Stored dataset items
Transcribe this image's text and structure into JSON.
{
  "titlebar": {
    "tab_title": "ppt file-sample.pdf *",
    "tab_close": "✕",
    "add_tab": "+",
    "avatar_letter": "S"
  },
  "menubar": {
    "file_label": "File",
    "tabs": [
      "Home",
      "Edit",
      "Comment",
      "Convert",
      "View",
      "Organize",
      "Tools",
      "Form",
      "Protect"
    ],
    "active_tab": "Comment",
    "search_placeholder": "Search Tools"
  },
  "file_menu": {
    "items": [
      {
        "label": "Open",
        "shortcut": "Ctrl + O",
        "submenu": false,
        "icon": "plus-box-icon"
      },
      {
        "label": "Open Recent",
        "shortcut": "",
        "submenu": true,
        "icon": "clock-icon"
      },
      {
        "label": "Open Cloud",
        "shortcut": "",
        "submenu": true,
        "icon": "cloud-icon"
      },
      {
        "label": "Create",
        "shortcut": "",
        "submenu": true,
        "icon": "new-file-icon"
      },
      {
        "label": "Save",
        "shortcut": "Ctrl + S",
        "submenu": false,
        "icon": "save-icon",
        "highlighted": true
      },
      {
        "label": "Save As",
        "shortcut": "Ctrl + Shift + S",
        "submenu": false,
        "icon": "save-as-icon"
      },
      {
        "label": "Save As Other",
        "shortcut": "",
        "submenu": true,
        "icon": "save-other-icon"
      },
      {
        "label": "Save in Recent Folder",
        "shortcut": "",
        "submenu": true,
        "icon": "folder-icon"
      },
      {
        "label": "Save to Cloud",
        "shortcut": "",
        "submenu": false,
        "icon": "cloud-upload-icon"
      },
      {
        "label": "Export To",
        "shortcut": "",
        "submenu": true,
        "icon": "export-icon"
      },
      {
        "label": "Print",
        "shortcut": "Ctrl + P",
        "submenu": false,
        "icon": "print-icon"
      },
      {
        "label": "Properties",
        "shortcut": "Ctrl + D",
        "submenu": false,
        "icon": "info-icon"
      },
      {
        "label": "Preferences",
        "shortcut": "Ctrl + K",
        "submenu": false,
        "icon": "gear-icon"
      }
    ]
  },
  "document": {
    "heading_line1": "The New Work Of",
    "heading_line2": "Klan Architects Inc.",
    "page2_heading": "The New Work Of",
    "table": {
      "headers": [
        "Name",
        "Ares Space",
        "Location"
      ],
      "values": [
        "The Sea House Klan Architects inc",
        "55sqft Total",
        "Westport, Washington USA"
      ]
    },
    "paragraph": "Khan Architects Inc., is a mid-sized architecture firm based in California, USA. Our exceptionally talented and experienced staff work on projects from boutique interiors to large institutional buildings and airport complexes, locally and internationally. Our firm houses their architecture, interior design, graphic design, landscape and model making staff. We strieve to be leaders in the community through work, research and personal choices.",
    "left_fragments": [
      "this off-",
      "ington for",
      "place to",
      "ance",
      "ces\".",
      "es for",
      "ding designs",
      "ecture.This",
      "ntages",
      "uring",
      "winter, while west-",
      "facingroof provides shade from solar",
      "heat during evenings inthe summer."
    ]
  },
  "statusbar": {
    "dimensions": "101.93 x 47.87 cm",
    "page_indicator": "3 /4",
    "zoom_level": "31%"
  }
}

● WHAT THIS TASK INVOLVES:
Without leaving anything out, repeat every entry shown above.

● ANSWER TO THE PROBLEM:
Transcribe this image's text and structure into JSON.
{
  "titlebar": {
    "tab_title": "ppt file-sample.pdf *",
    "tab_close": "✕",
    "add_tab": "+",
    "avatar_letter": "S"
  },
  "menubar": {
    "file_label": "File",
    "tabs": [
      "Home",
      "Edit",
      "Comment",
      "Convert",
      "View",
      "Organize",
      "Tools",
      "Form",
      "Protect"
    ],
    "active_tab": "Comment",
    "search_placeholder": "Search Tools"
  },
  "file_menu": {
    "items": [
      {
        "label": "Open",
        "shortcut": "Ctrl + O",
        "submenu": false,
        "icon": "plus-box-icon"
      },
      {
        "label": "Open Recent",
        "shortcut": "",
        "submenu": true,
        "icon": "clock-icon"
      },
      {
        "label": "Open Cloud",
        "shortcut": "",
        "submenu": true,
        "icon": "cloud-icon"
      },
      {
        "label": "Create",
        "shortcut": "",
        "submenu": true,
        "icon": "new-file-icon"
      },
      {
        "label": "Save",
        "shortcut": "Ctrl + S",
        "submenu": false,
        "icon": "save-icon",
        "highlighted": true
      },
      {
        "label": "Save As",
        "shortcut": "Ctrl + Shift + S",
        "submenu": false,
        "icon": "save-as-icon"
      },
      {
        "label": "Save As Other",
        "shortcut": "",
        "submenu": true,
        "icon": "save-other-icon"
      },
      {
        "label": "Save in Recent Folder",
        "shortcut": "",
        "submenu": true,
        "icon": "folder-icon"
      },
      {
        "label": "Save to Cloud",
        "shortcut": "",
        "submenu": false,
        "icon": "cloud-upload-icon"
      },
      {
        "label": "Export To",
        "shortcut": "",
        "submenu": true,
        "icon": "export-icon"
      },
      {
        "label": "Print",
        "shortcut": "Ctrl + P",
        "submenu": false,
        "icon": "print-icon"
      },
      {
        "label": "Properties",
        "shortcut": "Ctrl + D",
        "submenu": false,
        "icon": "info-icon"
      },
      {
        "label": "Preferences",
        "shortcut": "Ctrl + K",
        "submenu": false,
        "icon": "gear-icon"
      }
    ]
  },
  "document": {
    "heading_line1": "The New Work Of",
    "heading_line2": "Klan Architects Inc.",
    "page2_heading": "The New Work Of",
    "table": {
      "headers": [
        "Name",
        "Ares Space",
        "Location"
      ],
      "values": [
        "The Sea House Klan Architects inc",
        "55sqft Total",
        "Westport, Washington USA"
      ]
    },
    "paragraph": "Khan Architects Inc., is a mid-sized architecture firm based in California, USA. Our exceptionally talented and experienced staff work on projects from boutique interiors to large institutional buildings and airport complexes, locally and internationally. Our firm houses their architecture, interior design, graphic design, landscape and model making staff. We strieve to be leaders in the community through work, research and personal choices.",
    "left_fragments": [
      "this off-",
      "ington for",
      "place to",
      "ance",
      "ces\".",
      "es for",
      "ding designs",
      "ecture.This",
      "ntages",
      "uring",
      "winter, while west-",
      "facingroof provides shade from solar",
      "heat during evenings inthe summer."
    ]
  },
  "statusbar": {
    "dimensions": "101.93 x 47.87 cm",
    "page_indicator": "3 /4",
    "zoom_level": "31%"
  }
}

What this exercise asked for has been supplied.